Top of Provided entries
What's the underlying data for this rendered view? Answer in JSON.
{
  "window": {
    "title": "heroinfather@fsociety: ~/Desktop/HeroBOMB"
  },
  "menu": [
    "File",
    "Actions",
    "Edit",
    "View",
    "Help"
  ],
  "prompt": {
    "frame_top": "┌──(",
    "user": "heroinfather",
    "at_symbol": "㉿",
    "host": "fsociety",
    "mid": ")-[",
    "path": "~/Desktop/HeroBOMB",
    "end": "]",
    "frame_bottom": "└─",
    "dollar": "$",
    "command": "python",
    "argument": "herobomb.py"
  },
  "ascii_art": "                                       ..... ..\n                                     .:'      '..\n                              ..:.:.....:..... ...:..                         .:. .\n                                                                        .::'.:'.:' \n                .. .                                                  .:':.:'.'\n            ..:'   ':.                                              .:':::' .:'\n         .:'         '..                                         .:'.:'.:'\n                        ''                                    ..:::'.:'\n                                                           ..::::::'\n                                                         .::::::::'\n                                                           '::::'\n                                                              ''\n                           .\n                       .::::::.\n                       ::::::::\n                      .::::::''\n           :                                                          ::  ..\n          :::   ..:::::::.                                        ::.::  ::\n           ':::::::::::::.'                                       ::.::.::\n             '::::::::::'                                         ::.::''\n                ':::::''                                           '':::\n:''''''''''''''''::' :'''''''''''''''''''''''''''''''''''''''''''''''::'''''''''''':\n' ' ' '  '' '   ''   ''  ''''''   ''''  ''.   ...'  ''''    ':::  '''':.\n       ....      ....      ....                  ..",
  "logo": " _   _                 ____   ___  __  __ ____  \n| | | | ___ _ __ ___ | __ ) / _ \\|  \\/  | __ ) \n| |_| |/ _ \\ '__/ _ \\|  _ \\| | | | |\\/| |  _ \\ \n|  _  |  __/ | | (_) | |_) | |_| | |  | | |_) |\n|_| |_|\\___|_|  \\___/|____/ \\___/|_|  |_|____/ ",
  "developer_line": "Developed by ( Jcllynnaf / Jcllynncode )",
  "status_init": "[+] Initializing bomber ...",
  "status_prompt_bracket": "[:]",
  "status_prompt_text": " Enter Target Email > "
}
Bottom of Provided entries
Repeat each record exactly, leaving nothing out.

What's the underlying data for this rendered view? Answer in JSON.
{
  "window": {
    "title": "heroinfather@fsociety: ~/Desktop/HeroBOMB"
  },
  "menu": [
    "File",
    "Actions",
    "Edit",
    "View",
    "Help"
  ],
  "prompt": {
    "frame_top": "┌──(",
    "user": "heroinfather",
    "at_symbol": "㉿",
    "host": "fsociety",
    "mid": ")-[",
    "path": "~/Desktop/HeroBOMB",
    "end": "]",
    "frame_bottom": "└─",
    "dollar": "$",
    "command": "python",
    "argument": "herobomb.py"
  },
  "ascii_art": "                                       ..... ..\n                                     .:'      '..\n                              ..:.:.....:..... ...:..                         .:. .\n                                                                        .::'.:'.:' \n                .. .                                                  .:':.:'.'\n            ..:'   ':.                                              .:':::' .:'\n         .:'         '..                                         .:'.:'.:'\n                        ''                                    ..:::'.:'\n                                                           ..::::::'\n                                                         .::::::::'\n                                                           '::::'\n                                                              ''\n                           .\n                       .::::::.\n                       ::::::::\n                      .::::::''\n           :                                                          ::  ..\n          :::   ..:::::::.                                        ::.::  ::\n           ':::::::::::::.'                                       ::.::.::\n             '::::::::::'                                         ::.::''\n                ':::::''                                           '':::\n:''''''''''''''''::' :'''''''''''''''''''''''''''''''''''''''''''''''::'''''''''''':\n' ' ' '  '' '   ''   ''  ''''''   ''''  ''.   ...'  ''''    ':::  '''':.\n       ....      ....      ....                  ..",
  "logo": " _   _                 ____   ___  __  __ ____  \n| | | | ___ _ __ ___ | __ ) / _ \\|  \\/  | __ ) \n| |_| |/ _ \\ '__/ _ \\|  _ \\| | | | |\\/| |  _ \\ \n|  _  |  __/ | | (_) | |_) | |_| | |  | | |_) |\n|_| |_|\\___|_|  \\___/|____/ \\___/|_|  |_|____/ ",
  "developer_line": "Developed by ( Jcllynnaf / Jcllynncode )",
  "status_init": "[+] Initializing bomber ...",
  "status_prompt_bracket": "[:]",
  "status_prompt_text": " Enter Target Email > "
}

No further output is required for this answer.